As much fun as we've had trying to crystal ball which teams have a shot in the first round of the playoffs, it's almost as intriguing trying to figure out what non-playoff teams will do with their coaching vacancies.
Teams not taking part in the tournament sure didn't waste much time moving on, as a source told ESPN.com that Ottawa GM Bryan Murray fired head coach Cory Clouston seconds after the team's charter touched down in Ottawa after their season finale in Boston.
Florida GM Dale Tallon dispatched Pete DeBoer the day after the Panthers' season came to an end, while Minnesota GM Chuck Fletcher deep-sixed Todd Richards less than 24 hours after the Wild finished their season with a dramatic win over Dallas that kept the Stars out of the postseason.
Meanwhile, Jacques Lemaire told reporters immediately after the Devils' final game that he wouldn't be back behind the bench next season in spite of a terrific second half for New Jersey.
So, what now?
The Devils are back where they were a year ago, when Lemaire walked away after New Jersey was shocked in five games in the first round by Philadelphia. One name that has consistently cropped up in relation to the Devils is that of Ken Hitchcock, who will coach Canada's entry at the World Championships.
Could Hitchcock be the guy to carry on Lemaire's good work with Ilya Kovalchuk? Sure. He helped Rick Nash become a better two-way player even though the two may have had a strained relationship at the end in Columbus.
The other person who might fit nicely in New Jersey is Michel Therrien, who turned a young, disorganized Penguins team into a Cup contender. The Devils are way ahead of where the Pens were when Therrien took over in 2005-06, and there are lots of good, young bodies in the Devils future. Therrien would, in our opinion, be a good fit in Newark.
Therrien, currently scouting for the Minnesota Wild, could also be in line for the Wild job. Fletcher was the assistant GM in Pittsburgh when Therrien turned the Pens' fortunes around and was also involved with the Pens' AHL affiliate, where Therrien also coached, so the Wild's GM has seen firsthand what Therrien can do.
The other name to watch, not just vis a vis the Devils but in general, is Montreal assistant coach Kirk Muller. He's survived a couple of coaching upheavals in Montreal and is considered ready to take that next step and become a head coach. His history with the Devils would put him in good stead, and we all know how president and GM Lou Lamoriello likes to be comfortable when it comes to staffing. The problem may be that Lamoriello's decision to give the job last summer to longtime Devil John MacLean was an unmitigated disaster. Does he take another chance on a coach without head coaching experience at the NHL level?
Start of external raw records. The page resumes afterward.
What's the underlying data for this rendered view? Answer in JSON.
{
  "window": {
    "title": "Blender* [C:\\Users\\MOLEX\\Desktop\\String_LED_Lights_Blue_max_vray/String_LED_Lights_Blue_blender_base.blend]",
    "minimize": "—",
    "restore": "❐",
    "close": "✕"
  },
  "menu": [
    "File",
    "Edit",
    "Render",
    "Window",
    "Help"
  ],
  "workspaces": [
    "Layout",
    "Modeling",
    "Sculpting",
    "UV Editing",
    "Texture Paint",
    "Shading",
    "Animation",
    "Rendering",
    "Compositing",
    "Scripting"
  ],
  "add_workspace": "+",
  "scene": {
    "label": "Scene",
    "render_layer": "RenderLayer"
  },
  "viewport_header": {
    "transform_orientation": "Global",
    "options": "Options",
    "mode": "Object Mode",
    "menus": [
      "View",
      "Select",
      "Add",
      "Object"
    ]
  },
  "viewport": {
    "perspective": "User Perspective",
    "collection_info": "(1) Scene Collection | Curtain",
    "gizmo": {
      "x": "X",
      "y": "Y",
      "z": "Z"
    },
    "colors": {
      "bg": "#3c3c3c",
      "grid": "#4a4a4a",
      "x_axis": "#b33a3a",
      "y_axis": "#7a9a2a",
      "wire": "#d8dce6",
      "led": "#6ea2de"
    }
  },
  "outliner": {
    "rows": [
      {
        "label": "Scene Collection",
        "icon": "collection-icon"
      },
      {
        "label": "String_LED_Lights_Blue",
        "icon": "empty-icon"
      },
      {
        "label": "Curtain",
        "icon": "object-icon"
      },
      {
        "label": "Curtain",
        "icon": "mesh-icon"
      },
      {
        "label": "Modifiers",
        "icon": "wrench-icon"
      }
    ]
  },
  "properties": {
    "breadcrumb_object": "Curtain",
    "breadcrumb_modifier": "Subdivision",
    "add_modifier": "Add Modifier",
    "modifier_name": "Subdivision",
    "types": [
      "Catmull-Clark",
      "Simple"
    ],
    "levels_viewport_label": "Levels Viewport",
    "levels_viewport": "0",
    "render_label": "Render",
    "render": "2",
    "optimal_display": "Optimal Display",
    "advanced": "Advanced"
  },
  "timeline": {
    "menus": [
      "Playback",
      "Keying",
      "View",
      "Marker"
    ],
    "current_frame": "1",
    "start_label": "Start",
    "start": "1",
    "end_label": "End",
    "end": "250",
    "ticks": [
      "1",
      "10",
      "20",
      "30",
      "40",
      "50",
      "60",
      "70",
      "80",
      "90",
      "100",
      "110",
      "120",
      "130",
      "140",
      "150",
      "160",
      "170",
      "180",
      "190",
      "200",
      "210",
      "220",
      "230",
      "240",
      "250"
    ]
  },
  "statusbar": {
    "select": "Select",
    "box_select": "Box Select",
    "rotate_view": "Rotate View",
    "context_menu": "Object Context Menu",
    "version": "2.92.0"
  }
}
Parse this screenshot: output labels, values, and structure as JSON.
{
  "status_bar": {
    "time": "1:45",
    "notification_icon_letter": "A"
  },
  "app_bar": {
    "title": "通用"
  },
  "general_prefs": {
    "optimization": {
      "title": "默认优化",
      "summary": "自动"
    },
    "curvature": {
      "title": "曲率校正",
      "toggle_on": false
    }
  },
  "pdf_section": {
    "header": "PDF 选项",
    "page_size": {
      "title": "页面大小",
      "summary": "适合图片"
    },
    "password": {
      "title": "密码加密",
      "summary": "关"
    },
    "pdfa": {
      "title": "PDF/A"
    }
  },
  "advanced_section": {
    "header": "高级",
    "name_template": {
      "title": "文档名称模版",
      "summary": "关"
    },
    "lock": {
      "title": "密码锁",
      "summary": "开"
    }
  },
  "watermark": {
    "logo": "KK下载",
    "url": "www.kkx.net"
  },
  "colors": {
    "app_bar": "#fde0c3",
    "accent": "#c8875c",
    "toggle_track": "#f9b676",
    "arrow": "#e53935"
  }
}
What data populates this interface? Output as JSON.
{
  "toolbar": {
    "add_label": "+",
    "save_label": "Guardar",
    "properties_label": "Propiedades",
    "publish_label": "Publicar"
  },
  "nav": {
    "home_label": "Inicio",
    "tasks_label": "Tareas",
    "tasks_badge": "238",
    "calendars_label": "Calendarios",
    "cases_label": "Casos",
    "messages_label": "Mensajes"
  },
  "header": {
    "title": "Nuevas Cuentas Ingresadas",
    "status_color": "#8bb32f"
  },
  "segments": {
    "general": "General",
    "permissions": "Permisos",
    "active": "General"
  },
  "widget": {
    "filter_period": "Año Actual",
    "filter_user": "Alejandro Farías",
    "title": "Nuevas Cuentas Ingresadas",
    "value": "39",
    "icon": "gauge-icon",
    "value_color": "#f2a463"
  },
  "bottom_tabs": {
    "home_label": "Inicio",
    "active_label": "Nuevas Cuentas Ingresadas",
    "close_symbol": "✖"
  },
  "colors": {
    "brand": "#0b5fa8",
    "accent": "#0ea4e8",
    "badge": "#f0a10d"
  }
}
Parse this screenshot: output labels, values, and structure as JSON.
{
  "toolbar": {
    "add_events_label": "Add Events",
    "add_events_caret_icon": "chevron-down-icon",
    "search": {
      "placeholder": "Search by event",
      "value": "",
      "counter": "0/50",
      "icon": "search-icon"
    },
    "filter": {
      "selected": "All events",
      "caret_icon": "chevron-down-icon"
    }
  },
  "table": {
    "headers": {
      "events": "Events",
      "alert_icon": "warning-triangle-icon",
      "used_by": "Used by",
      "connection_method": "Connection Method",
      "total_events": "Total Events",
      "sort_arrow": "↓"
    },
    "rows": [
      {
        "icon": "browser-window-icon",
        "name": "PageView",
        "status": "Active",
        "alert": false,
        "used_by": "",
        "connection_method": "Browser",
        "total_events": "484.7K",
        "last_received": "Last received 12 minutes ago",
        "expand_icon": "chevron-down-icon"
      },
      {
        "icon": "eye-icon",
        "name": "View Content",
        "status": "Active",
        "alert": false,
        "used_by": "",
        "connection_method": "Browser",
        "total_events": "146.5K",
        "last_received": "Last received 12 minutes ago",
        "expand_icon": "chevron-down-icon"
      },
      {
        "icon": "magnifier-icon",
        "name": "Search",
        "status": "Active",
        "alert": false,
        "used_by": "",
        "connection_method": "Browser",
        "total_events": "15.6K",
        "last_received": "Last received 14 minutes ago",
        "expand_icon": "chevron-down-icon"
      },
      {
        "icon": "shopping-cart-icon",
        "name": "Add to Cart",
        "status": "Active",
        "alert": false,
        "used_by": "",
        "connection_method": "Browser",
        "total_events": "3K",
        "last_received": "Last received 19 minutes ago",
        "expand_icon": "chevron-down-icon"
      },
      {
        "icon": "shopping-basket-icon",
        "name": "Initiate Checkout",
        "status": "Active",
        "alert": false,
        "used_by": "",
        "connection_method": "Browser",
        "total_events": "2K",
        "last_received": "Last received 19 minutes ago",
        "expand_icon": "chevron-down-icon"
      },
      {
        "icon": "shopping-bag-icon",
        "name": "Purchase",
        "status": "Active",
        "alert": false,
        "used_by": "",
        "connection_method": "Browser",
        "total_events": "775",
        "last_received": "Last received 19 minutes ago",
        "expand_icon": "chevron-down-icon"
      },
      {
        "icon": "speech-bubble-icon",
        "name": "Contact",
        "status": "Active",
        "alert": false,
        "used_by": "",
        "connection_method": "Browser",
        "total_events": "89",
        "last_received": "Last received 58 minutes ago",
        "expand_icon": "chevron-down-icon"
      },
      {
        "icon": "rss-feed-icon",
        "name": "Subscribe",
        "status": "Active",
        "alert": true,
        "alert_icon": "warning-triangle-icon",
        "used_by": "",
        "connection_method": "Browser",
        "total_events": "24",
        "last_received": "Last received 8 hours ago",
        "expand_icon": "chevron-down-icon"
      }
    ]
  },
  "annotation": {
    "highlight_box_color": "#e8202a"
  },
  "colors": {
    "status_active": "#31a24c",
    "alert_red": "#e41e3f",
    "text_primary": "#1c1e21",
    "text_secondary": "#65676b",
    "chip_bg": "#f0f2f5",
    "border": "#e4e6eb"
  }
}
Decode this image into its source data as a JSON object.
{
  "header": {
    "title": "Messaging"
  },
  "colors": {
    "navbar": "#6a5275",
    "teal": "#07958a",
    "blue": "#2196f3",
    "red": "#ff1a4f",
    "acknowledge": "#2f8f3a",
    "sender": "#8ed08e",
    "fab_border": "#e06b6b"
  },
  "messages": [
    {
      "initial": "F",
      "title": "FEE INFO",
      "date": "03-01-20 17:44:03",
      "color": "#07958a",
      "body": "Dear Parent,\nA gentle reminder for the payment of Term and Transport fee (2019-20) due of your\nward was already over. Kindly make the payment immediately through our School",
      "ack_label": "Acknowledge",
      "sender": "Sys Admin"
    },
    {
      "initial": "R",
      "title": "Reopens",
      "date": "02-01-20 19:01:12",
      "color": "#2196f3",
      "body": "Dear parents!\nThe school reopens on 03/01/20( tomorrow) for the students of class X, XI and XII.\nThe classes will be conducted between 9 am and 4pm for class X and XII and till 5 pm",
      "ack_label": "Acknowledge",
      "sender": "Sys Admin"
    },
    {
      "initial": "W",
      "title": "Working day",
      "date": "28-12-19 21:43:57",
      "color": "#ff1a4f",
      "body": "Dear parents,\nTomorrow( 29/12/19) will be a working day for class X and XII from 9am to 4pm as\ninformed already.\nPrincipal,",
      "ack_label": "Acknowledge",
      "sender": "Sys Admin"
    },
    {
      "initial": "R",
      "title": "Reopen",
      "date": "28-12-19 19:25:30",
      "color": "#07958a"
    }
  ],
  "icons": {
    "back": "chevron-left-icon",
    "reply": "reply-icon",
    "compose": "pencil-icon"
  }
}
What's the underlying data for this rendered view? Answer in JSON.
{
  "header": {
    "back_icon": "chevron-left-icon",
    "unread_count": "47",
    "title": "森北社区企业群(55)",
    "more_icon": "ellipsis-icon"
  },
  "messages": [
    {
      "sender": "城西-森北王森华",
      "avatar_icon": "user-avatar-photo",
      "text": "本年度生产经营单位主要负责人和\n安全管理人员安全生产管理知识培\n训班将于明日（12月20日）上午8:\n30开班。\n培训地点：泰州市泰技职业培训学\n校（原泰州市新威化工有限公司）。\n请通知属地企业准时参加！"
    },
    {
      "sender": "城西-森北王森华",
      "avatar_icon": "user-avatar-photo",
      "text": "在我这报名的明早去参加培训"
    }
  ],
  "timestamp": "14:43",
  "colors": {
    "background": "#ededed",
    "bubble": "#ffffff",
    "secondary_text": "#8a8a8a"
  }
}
Look for Muller to be behind an NHL bench as head coach somewhere, and his availability may prompt a team like Ottawa to hold on until at least the end of the first round to see what might pop up.
Ottawa is an interesting situation given that Bryan Murray, recently given a contract extension, has gone through a dizzying array of coaches in the past three years: John Paddock, Craig Hartsburg and Clouston. Extension or not, one would think owner Eugene Melnyk's patience for coaching gaffes is pretty thin.
Former Cup winner Bob Hartley was in the mix before Hartsburg was given the job. Although Hartley recently agreed to coach an elite league team in Switzerland, it's believed he could be swayed if the Sens come calling. Hartley would be a natural in Ottawa given his experience.
Some have suggested DeBoer would be a natural given the interest shown in him by Melnyk and the Senators before he took the Florida job. Yet sources have said Melnyk was miffed that DeBoer didn't accept his offer, so that may not be a natural fit anymore.
The fact the Senators have a strong crop of young talent, especially college talent, may lend itself to DeBoer's skills in spite of his lack of success with the Panthers.
Dave Cameron, coach of Canada's entry in the World Junior Championship last year, is another name getting buzz around Ottawa. Cameron coaches the Mississauga St. Michael's Majors of the OHL, a team owned by Melnyk (ah, now you get it). But after the Clouston disaster, the sense is that the Sens may go the more traditional route and hire a coach with NHL experience. What about a coaching staff that included Hartley and Cameron?
Kurt Kleinendorst, coach of the Sens' AHL team in Binghamton, may also get a look.